The risk of being a victim of COVID-19 is scary, it’s unnerving and in some cases, it’s life threatening. But grocers and other food retailers across the country want you to know:  They have your backs.

“The initial rush of consumers wanting to overbuy obviously impacted the supply chain right off the back, once this started to escalate.  You saw some shelves being cleared out,” says Dave Heylen, Vice President of Communications for the California Grocers Association. “Yet, there is no need for consumers to overbuy. We have been told up and down the line that there is plentiful food.”

Heylen pointed out that manufacturing plants are working overtime to produce food products, but challenges remain in the distribution system.

“The challenge is that, as an industry, we’ve become so efficient in our distribution system. The system works perfect when everything is normal. But when there is an onrush of goods like we experienced, either wholesalers or companies large enough to have their own distribution centers have not been able to replenish quickly enough,” said Heylen.

Unlike years where there has been a wildfire or a disaster in one part of the country, COVID-19 is nationwide.

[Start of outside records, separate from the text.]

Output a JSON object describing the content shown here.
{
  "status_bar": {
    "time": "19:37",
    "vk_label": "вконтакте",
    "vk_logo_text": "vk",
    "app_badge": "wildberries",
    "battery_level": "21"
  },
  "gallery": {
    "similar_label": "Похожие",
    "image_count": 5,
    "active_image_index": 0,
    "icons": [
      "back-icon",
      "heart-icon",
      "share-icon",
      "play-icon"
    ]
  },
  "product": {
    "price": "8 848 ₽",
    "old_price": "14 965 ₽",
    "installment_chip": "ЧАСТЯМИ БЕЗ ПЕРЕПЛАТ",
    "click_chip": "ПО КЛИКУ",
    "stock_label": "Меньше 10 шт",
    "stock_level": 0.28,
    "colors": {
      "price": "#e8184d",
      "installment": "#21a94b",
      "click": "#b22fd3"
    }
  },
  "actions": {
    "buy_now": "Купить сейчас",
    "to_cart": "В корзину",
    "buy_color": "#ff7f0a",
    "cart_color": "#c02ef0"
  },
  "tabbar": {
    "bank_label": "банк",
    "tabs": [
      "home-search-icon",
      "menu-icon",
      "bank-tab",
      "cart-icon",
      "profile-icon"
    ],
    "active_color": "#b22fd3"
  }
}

“This is a unique situation in that the whole country is impacted at the same time,” adds Heylen, limiting the ability to move goods from a resource rich area to another. “When stores are getting cleared out in the early morning, there simply aren’t enough trucks to bring in more orders and restock,” he adds.


Dave Heylen

However, he says the system is catching up, but not at 100%. “You are still going to see some items in very limited supply or maybe not in supply at all. But the other key is that there is not shortage. It’s more of a distribution challenge. It’s about getting restocked and getting those products to the store.

In order to drive the point home that overbuying isn’t necessary, the California Grocers Association developed a new web site, that has several resources like Ten Tips for Safe Shopping during the COVID-19 virus. Their tag line is “Please Buy Smart. Don’t Overfill Your Cart” and there’s a hashtag: #Enough4All

In addition to trying to stay stocked on a 24/7 basis, grocers and retailers are struggling with crafting unique guidelines for both consumers and employees.

Heylen says CGA sent out a list of best practices but in-store protocols are “company by company, in addition to the standard food safety protocol they follow in general.”

However, he says most retailers are stepping up safety measures.

“So, you’ll see things like x’s on the floor in an attempt to space out consumers in checkout lines. Grocery carts are about 3 feet long, so we’ve been recommending a 2-cart distance between people,” Heylen says. “Some retailers have put up plexiglass splash guards between cashiers and customers to encourage spacing. You’ll see more hand sanitizers out and available.” In addition, many stores are carving out special shopping hours for the elderly and other high-risk shoppers

Employee safety and availability is another concern, especially with schools shut down. Some workers don’t have childcare and have to take care of their families. 

All of the major chains and independents are looking for workers, Heylen says.

“We really have to credit the front-line workers who still come to work every day. They have a great attitude and understand the important role they play.”

Some grocery chains are upping pay and benefits to keep employees incentivized. For example, Iowa-based Hy-Vee, Inc. is giving a front-line employee appreciation bonus to all of its part-time and full-time store employees. The employees will receive a 10% bonus on all their hours worked from March 16 to April 12. The bonuses are a $10 million commitment to employees and will be paid out on April 17. In addition, Hy-Vee is also offering new benefits to its more than 80,000 employees in response to the COVID-19 outbreak.

On Tuesday, the nation’s largest grocer, Walmart, issued new guideline for workers including taking temperatures as employees report to work and asking health screening questions.

“Any associate with a temperature of 100.0 degrees will be paid for reporting to work and asked to return home and seek medical treatment if necessary. The associate will not be able to return to work until they are fever-free for at least three days. Our COVID-19 emergency leave policy allows associates to stay home if they have any COVID-19 related symptoms, concerns, illness or are quarantined – knowing that their jobs will be protected,” noted John Furner, President & CEO, Walmart U.S. and Kath McLay, President & CEO, Sam’s Club in a statement. In addition, the company is also making masks and gloves available for employees who want to wear them.